Our Reading Lives

Roald Dahl Made Me a Better Reader and a (Slightly) Less Annoying Kid

This content contains affiliate links. When you buy through these links, we may earn an affiliate commission.

Trisha Brown

Contributing Editor

Trisha Brown grew up in Washington State and moved to Washington, DC, to work on programs that support vulnerable families. She decided to take a break in 2019, so now she’s traveling around the United States learning about different places and communities. She plans to return to her life in DC eventually, but for now she can be found chatting with people in bars and parks, catching up on sleep, and trying to keep herself from buying more books than her car and budget can handle. Find her on Instagram (@trishahaleybrown) or Twitter (@trishahaleybrwn).

One hundred years ago today, author Roald Dahl was born. About 74 years later, he and his story about a kid, a candy-maker, and a chocolate factory made me a book lover.

Cover of Matilda by Roald DahlRoald Dahl wrote books and short stories for adults as well as screenplays for the movies You Only Live Twice and Chitty Chitty Bang Bang, but it’s his children’s fiction for which he’s most famous. Despite the fact that Dahl died in 1990, his influence and place in the cannon have lived on. From The BFG to James and the Giant Peach (the Book Riot team has particular affinity for Matilda), it seems that just about everyone I ask has read something by Dahl.

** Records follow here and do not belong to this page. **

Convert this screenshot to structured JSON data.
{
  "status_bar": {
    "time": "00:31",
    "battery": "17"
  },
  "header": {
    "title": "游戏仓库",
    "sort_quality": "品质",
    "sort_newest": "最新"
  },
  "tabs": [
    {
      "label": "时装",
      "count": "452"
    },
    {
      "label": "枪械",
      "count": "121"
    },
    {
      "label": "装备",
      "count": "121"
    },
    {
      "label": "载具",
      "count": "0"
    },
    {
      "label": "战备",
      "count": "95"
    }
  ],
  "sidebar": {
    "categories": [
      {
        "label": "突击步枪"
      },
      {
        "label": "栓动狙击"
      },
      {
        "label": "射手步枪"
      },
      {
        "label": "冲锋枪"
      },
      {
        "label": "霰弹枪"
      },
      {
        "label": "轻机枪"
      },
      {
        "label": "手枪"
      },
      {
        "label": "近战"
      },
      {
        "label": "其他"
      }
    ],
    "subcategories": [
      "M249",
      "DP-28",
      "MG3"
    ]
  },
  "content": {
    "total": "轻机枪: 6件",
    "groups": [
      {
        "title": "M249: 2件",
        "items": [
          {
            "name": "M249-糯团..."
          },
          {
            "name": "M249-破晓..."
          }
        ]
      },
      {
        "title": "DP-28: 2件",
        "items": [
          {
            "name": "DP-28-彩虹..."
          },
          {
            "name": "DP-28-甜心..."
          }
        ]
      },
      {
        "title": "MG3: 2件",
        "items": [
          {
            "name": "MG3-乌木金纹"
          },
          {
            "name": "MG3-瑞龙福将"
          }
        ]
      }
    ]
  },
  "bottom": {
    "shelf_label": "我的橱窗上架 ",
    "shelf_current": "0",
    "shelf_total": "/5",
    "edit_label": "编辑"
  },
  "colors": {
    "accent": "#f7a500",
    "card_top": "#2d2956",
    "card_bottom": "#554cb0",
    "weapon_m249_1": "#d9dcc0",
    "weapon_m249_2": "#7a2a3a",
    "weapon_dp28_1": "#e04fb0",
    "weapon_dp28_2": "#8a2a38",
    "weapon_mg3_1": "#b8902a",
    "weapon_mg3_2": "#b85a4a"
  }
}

For me, his impact is a bit deeper than a fond memory or two: Roald Dahl is without a doubt the author most responsible for my lifelong love of reading. Dahl taught me how to read for pleasure. And while you might think that’s not the kind of lesson a second-grader would need to learn, I did. Both for my sake and for the sake of everyone around me.

The earliest part of my reading life sprang from utility. As a child, I wanted to know what was going on with everything and everyone all of the time. Literacy offered me the best access to information – from the words in the hymnals at church to newspaper headlines to the notes from my teachers, most of which almost certainly contained some diplomatic version of the message “Your kid is a nosy pain in the ass.”

Because I desperately wanted to know everything, I started reading fairly young. (My mother would actually tell you I never learned to read, I just learned to memorize words. Whatever. Like I said – utility.) But reading was a means to an end. I didn’t really care what Frog and Toad were doing unless they could tell me what time my brother was getting home from little league, why my dad needed to go to the store and what he was getting there, or why my sister wasn’t getting in trouble for forgetting to feed our dog.

Cover of Charlie and the Chocolate Factory by Roald DahlThat all changed one day when I was 7 or 8 years old. On our weekly class trip to the school library, I was having a hard time picking a book, likely due to the distraction of my many self-imposed responsibilities. Mrs. Padilla, our librarian and a very patient woman who was probably kind enough that she never sent one of those notes home to my parents, handed me a book called Charlie and the Chocolate Factory.

Some people’s reading lives are impacted by opening lines like “It is a truth universally acknowledged,” or “I am an invisible man,” or even “There was a boy called Eustace Clarence Scrubb, and he almost deserved it.” But my introduction to a love of fiction began with an introduction to the Bucket family, and specifically to Charlie:

“This is Charlie. How d’you do? And how d’you do? And how d’you do again? He is pleased to meet you.”

Charlie Bucket illustration by Quentin Blake

Charlie Bucket, Illustration by Quentin Blake, 1995

And in the span of a few pages, my desperate need to know what was happening now and what would happen next was (partially) transferred to a kind, hopeful, chocolate-loving kid named Charlie. By that afternoon when I was with my family in line at the bank drive through after school, I was too absorbed by the Golden Ticket contest to remind everyone to be quiet while my mother was talking with the teller. Within a day or two, my heart had broken along with Charlie’s at multiple failed attempts to find a golden ticket. And when he finally actually finds one…well, I don’t want to spoil it for you, but that’s really just the beginning.

Over the next few years, Dahl taught me plenty of other lessons in reading. I learned that one should always be wary of sequels. (Charlie and the Great Glass Elevator is…not great). Also, movie adaptations aren’t always faithful. (What the hell was Veruca Salt doing with a bunch of geese?) I learned that happy endings aren’t always quite what you expect. (Quick reminder – that kid from The Witches stays a mouse. Forever.) And although it took several months to get over my astonishment at my siblings’ and friends’ ambivalence, Dahl’s books also taught me that books and authors don’t always appeal to every person the same way. And I learned that that’s ok.

But most important to my life was the way Charlie and the Chocolate Factory opened my young eyes to the idea that reading was more than just informative. The best books are about the human experience. They can be exciting and funny and heartbreaking. Fiction offers us a way to go on adventures with people and to places that we can’t always find in our daily lives. Besides, reading about a chocolate factory is a hell of a lot more interesting than reading grocery lists.